Upton, of Michigan, issued a press release saying that he would vote to question after Trump “expressed no regrets” for what had occurred on the Capitol.
“I would have preferred a bipartisan, formal censure rather than a drawn-out impeachment process,” Upton mentioned. “I fear this will now interfere with important legislative business and a new Biden administration. But it is time to say: Enough is Enough.”
Rep. Jaime Herrera Beutler
Herrera Beutler, of Washington state, mentioned that she would vote to question as a result of she believed that the president had acted in violation of his oath of workplace.
“I understand the argument that the best course is not to further inflame the country or alienate Republican voters,” she mentioned. “But I am a Republican voter. I believe in our Constitution, individual liberty, free markets, charity, life, justice, peace and this exceptional country. I see that my own party will be best served when those among us choose truth.”
Rep. Dan Newhouse
A sixth Republican, Newhouse of Washington state, introduced his plans to vote for impeachment throughout a debate on the subject within the House on Wednesday.
Newhouse mentioned that others, “including myself, are responsible for not speaking out sooner — before the president misinformed and inflamed a violent mob.”
“There is no excuse for President Trump’s actions,” he added. “The president took an oath to defend the Constitution against all enemies, foreign and domestic. Last week, there was a domestic threat at the door of the Capitol, and he did nothing to stop it. That is why with a heavy heart and clear resolve, I will vote yes on these articles of impeachment.”
Rep. Anthony Gonzalez
Gonzalez, of Ohio, mentioned that he had spent current days making an attempt to make sense of what had unfolded within the Capitol. What he concluded, he mentioned, was that Trump “helped organize and incite a mob that attacked the United States Congress in an attempt to prevent us from completing our solemn duties as prescribed by the Constitution.”
“During the attack itself, the president abandoned his post while many members asked for help, thus further endangering all present,” Gonzalez mentioned. “These are fundamental threats not just to people’s lives but to the very foundation of our Republic.”
Rep. Peter Meijer
Meijer, a freshman congressman from Michigan, mentioned in a press release that the president had “betrayed and misled millions with claims of a ‘stolen election’” and that through the riot on the Capitol he “shrank from leadership when the country needed it most.”
“President Trump betrayed his oath of office by seeking to undermine our constitutional process, and he bears responsibility for inciting the insurrection we suffered last week,” Meijer mentioned. “With a heavy heart, I will vote to impeach President Donald J. Trump.”
Rep. Tom Rice
Rice, of South Carolina, additionally voted for impeachment.
In a press release, Rice had a blunt critique of Trump. “I have backed this president through thick and thin for four years,” he mentioned. “I campaigned for him and voted for him twice. But, this utter failure is inexcusable.”
Rep. David Valadao

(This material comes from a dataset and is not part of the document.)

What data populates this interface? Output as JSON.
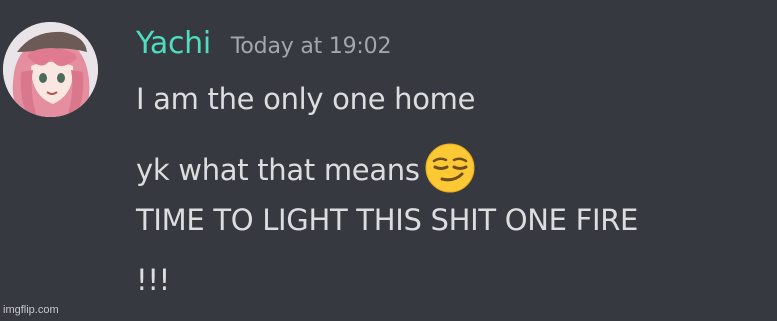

After casting his vote to question, Valadao, of California, mentioned on Twitter that “President Trump was, without question, a driving force in the catastrophic events” that happened on the Capitol.

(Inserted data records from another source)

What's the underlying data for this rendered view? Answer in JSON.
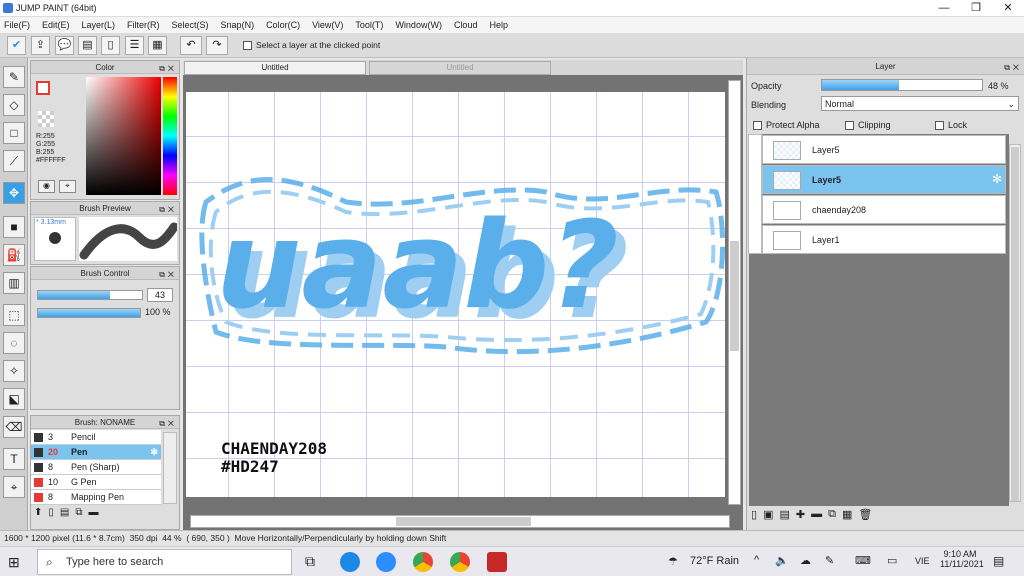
{
  "window": {
    "title": "JUMP PAINT (64bit)",
    "minimize": "—",
    "maximize": "❐",
    "close": "✕"
  },
  "menu": [
    "File(F)",
    "Edit(E)",
    "Layer(L)",
    "Filter(R)",
    "Select(S)",
    "Snap(N)",
    "Color(C)",
    "View(V)",
    "Tool(T)",
    "Window(W)",
    "Cloud",
    "Help"
  ],
  "toolbar": {
    "select_layer_label": "Select a layer at the clicked point",
    "icons": [
      "check-icon",
      "export-icon",
      "speech-icon",
      "note-icon",
      "document-icon",
      "list-icon",
      "grid-icon",
      "undo-icon",
      "redo-icon"
    ]
  },
  "tabs": [
    "Untitled",
    "Untitled"
  ],
  "color_panel": {
    "title": "Color",
    "r": "R:255",
    "g": "G:255",
    "b": "B:255",
    "hex": "#FFFFFF"
  },
  "brush_preview": {
    "title": "Brush Preview",
    "size": "* 3.13mm"
  },
  "brush_control": {
    "title": "Brush Control",
    "size_value": "43",
    "opacity_value": "100 %",
    "size_fraction": 0.43,
    "opacity_fraction": 1.0
  },
  "brush_list": {
    "title": "Brush: NONAME",
    "items": [
      {
        "size": "3",
        "name": "Pencil",
        "color": "#333333"
      },
      {
        "size": "20",
        "name": "Pen",
        "color": "#333333",
        "selected": true
      },
      {
        "size": "8",
        "name": "Pen (Sharp)",
        "color": "#333333"
      },
      {
        "size": "10",
        "name": "G Pen",
        "color": "#e53935"
      },
      {
        "size": "8",
        "name": "Mapping Pen",
        "color": "#e53935"
      }
    ]
  },
  "layer_panel": {
    "title": "Layer",
    "opacity_label": "Opacity",
    "opacity_value": "48 %",
    "opacity_fraction": 0.48,
    "blending_label": "Blending",
    "blending_value": "Normal",
    "protect_alpha": "Protect Alpha",
    "clipping": "Clipping",
    "lock": "Lock",
    "layers": [
      {
        "name": "Layer5",
        "selected": false
      },
      {
        "name": "Layer5",
        "selected": true
      },
      {
        "name": "chaenday208",
        "selected": false
      },
      {
        "name": "Layer1",
        "selected": false
      }
    ]
  },
  "canvas": {
    "art_text": "uaab?",
    "signature_line1": "CHAENDAY208",
    "signature_line2": "#HD247",
    "accent": "#5aaeea"
  },
  "status": {
    "pixels": "1600 * 1200 pixel",
    "size": "(11.6 * 8.7cm)",
    "dpi": "350 dpi",
    "zoom": "44 %",
    "coords": "( 690, 350 )",
    "hint": "Move Horizontally/Perpendicularly by holding down Shift"
  },
  "taskbar": {
    "search_placeholder": "Type here to search",
    "weather": "72°F Rain",
    "lang": "VIE",
    "time": "9:10 AM",
    "date": "11/11/2021"
  }
}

“His inciting rhetoric was un-American, abhorrent, and absolutely an impeachable offense,” he added. “It’s time to put country over politics.”